▸ **ASSIGNMENT**
Reproduce the entries exactly, but keep the pictures out of the copy.

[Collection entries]
━━━━━━━━

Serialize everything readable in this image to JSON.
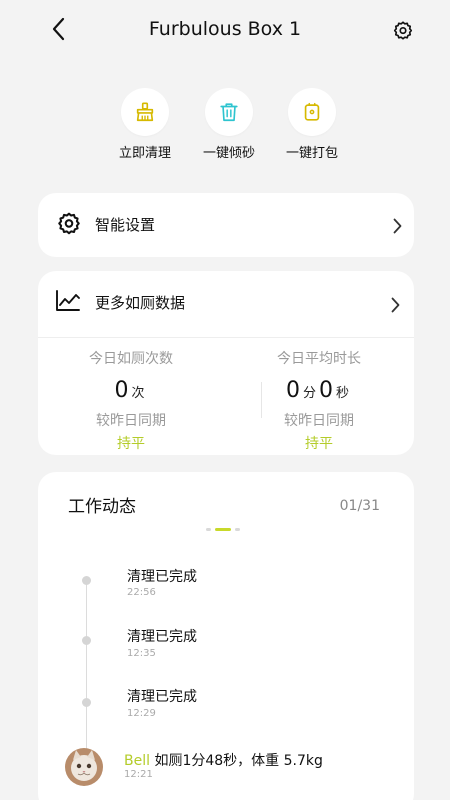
{
  "header": {
    "title": "Furbulous Box 1"
  },
  "quick_actions": [
    {
      "label": "立即清理",
      "icon": "broom-icon"
    },
    {
      "label": "一键倾砂",
      "icon": "trash-icon"
    },
    {
      "label": "一键打包",
      "icon": "package-icon"
    }
  ],
  "smart_settings": {
    "label": "智能设置"
  },
  "data_card": {
    "label": "更多如厕数据",
    "left": {
      "title": "今日如厕次数",
      "value": "0",
      "unit": "次",
      "compare": "较昨日同期",
      "trend": "持平"
    },
    "right": {
      "title": "今日平均时长",
      "minutes": "0",
      "minutes_unit": "分",
      "seconds": "0",
      "seconds_unit": "秒",
      "compare": "较昨日同期",
      "trend": "持平"
    }
  },
  "activity": {
    "title": "工作动态",
    "page": "01/31",
    "items": [
      {
        "title": "清理已完成",
        "time": "22:56"
      },
      {
        "title": "清理已完成",
        "time": "12:35"
      },
      {
        "title": "清理已完成",
        "time": "12:29"
      }
    ],
    "cat_event": {
      "name": "Bell",
      "detail": " 如厕1分48秒，体重 5.7kg",
      "time": "12:21"
    }
  },
  "colors": {
    "accent": "#c8d92a",
    "background": "#f3f3f3",
    "card": "#ffffff",
    "icon_yellow": "#d6b900",
    "icon_cyan": "#2ec4cf"
  }
}
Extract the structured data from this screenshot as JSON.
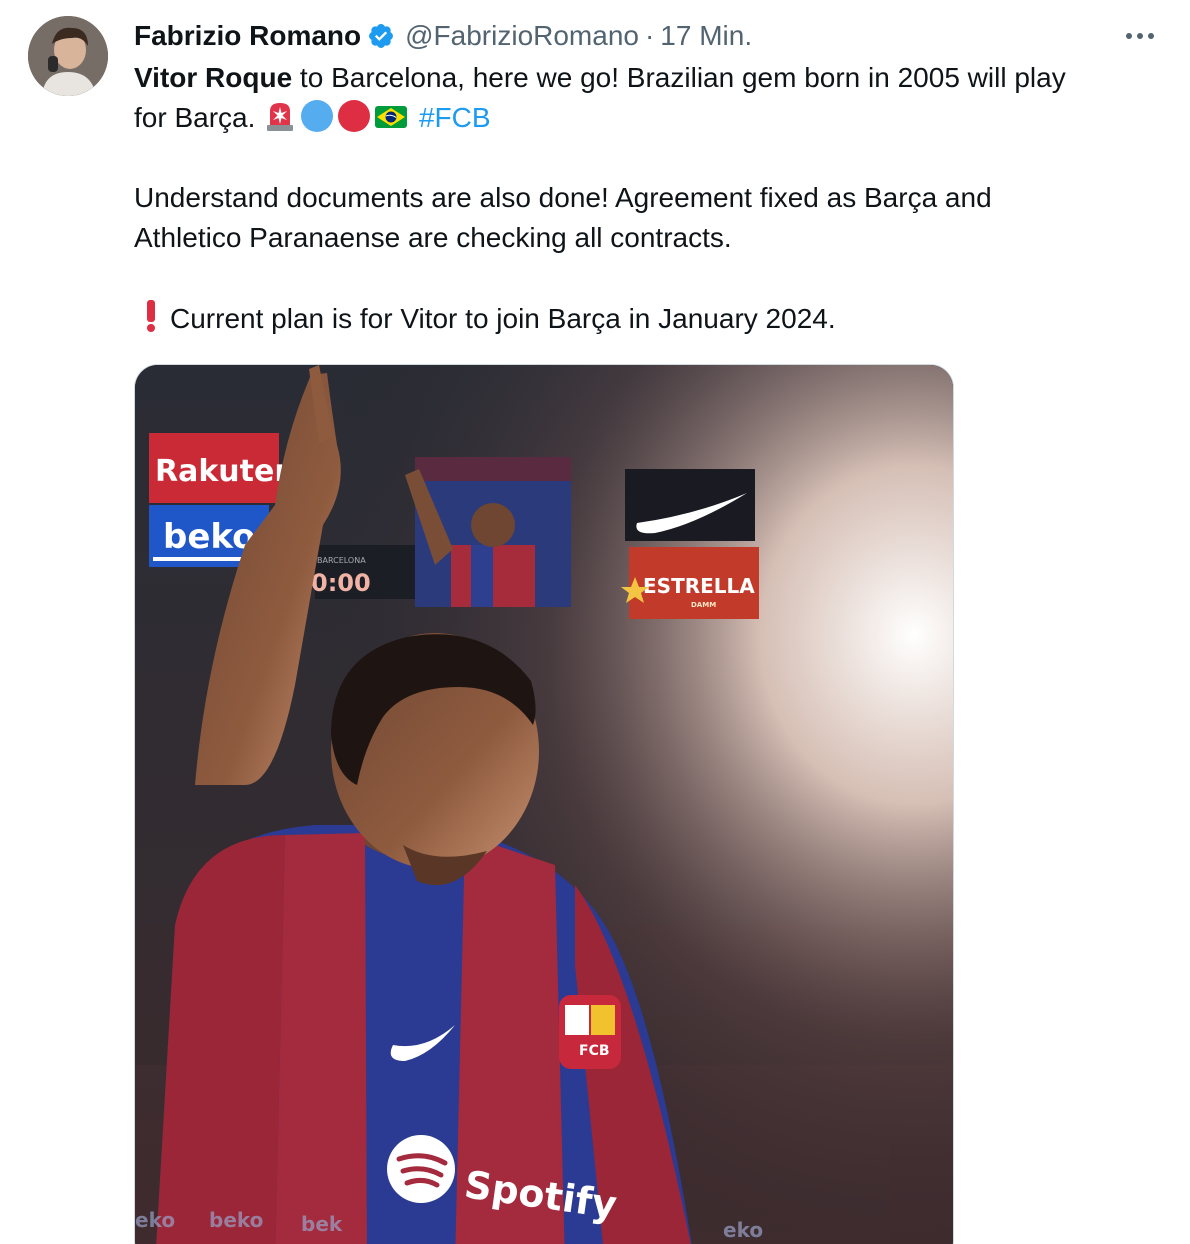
{
  "author": {
    "name": "Fabrizio Romano",
    "handle": "@FabrizioRomano",
    "separator": "·",
    "time": "17 Min.",
    "verified_icon": "verified-badge-icon",
    "avatar_icon": "profile-avatar"
  },
  "menu": {
    "icon": "more-options-icon"
  },
  "tweet": {
    "line1_bold": "Vitor Roque",
    "line1_rest": " to Barcelona, here we go! Brazilian gem born in 2005 will play",
    "line2_text": "for Barça. ",
    "hashtag": "#FCB",
    "paragraph2_line1": "Understand documents are also done! Agreement fixed as Barça and",
    "paragraph2_line2": "Athletico Paranaense are checking all contracts.",
    "paragraph3_mark": "❗",
    "paragraph3_text": "Current plan is for Vitor to join Barça in January 2024.",
    "emojis": [
      "rotating-light-icon",
      "blue-circle-icon",
      "red-circle-icon",
      "brazil-flag-icon"
    ]
  },
  "media": {
    "board_left_top": "Rakuten",
    "board_left_bottom": "beko",
    "scoreboard_time": "0:00",
    "scoreboard_small": "BARCELONA",
    "board_right_brand": "ESTRELLA",
    "board_right_sub": "DAMM",
    "jersey_sponsor": "Spotify",
    "crest_text": "FCB",
    "footer_ads": [
      "eko",
      "beko",
      "bek",
      "eko"
    ]
  }
}
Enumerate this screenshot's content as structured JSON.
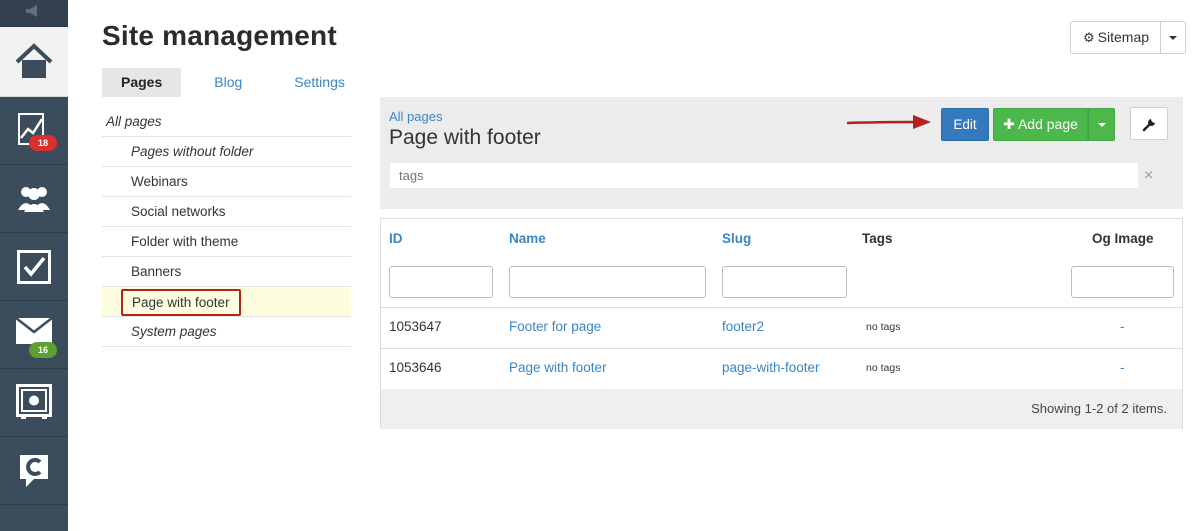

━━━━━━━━

▸ **EXERCISE RESPONSE**
Serialize everything readable in this image to JSON.
{
  "header": {
    "title": "Furbulous Box 1"
  },
  "quick_actions": [
    {
      "label": "立即清理",
      "icon": "broom-icon"
    },
    {
      "label": "一键倾砂",
      "icon": "trash-icon"
    },
    {
      "label": "一键打包",
      "icon": "package-icon"
    }
  ],
  "smart_settings": {
    "label": "智能设置"
  },
  "data_card": {
    "label": "更多如厕数据",
    "left": {
      "title": "今日如厕次数",
      "value": "0",
      "unit": "次",
      "compare": "较昨日同期",
      "trend": "持平"
    },
    "right": {
      "title": "今日平均时长",
      "minutes": "0",
      "minutes_unit": "分",
      "seconds": "0",
      "seconds_unit": "秒",
      "compare": "较昨日同期",
      "trend": "持平"
    }
  },
  "activity": {
    "title": "工作动态",
    "page": "01/31",
    "items": [
      {
        "title": "清理已完成",
        "time": "22:56"
      },
      {
        "title": "清理已完成",
        "time": "12:35"
      },
      {
        "title": "清理已完成",
        "time": "12:29"
      }
    ],
    "cat_event": {
      "name": "Bell",
      "detail": " 如厕1分48秒，体重 5.7kg",
      "time": "12:21"
    }
  },
  "colors": {
    "accent": "#c8d92a",
    "background": "#f3f3f3",
    "card": "#ffffff",
    "icon_yellow": "#d6b900",
    "icon_cyan": "#2ec4cf"
  }
}
Extract the structured data from this screenshot as JSON.
{
  "author": {
    "name": "Fabrizio Romano",
    "handle": "@FabrizioRomano",
    "separator": "·",
    "time": "17 Min.",
    "verified_icon": "verified-badge-icon",
    "avatar_icon": "profile-avatar"
  },
  "menu": {
    "icon": "more-options-icon"
  },
  "tweet": {
    "line1_bold": "Vitor Roque",
    "line1_rest": " to Barcelona, here we go! Brazilian gem born in 2005 will play",
    "line2_text": "for Barça. ",
    "hashtag": "#FCB",
    "paragraph2_line1": "Understand documents are also done! Agreement fixed as Barça and",
    "paragraph2_line2": "Athletico Paranaense are checking all contracts.",
    "paragraph3_mark": "❗",
    "paragraph3_text": "Current plan is for Vitor to join Barça in January 2024.",
    "emojis": [
      "rotating-light-icon",
      "blue-circle-icon",
      "red-circle-icon",
      "brazil-flag-icon"
    ]
  },
  "media": {
    "board_left_top": "Rakuten",
    "board_left_bottom": "beko",
    "scoreboard_time": "0:00",
    "scoreboard_small": "BARCELONA",
    "board_right_brand": "ESTRELLA",
    "board_right_sub": "DAMM",
    "jersey_sponsor": "Spotify",
    "crest_text": "FCB",
    "footer_ads": [
      "eko",
      "beko",
      "bek",
      "eko"
    ]
  }
}
Enumerate this screenshot's content as structured JSON.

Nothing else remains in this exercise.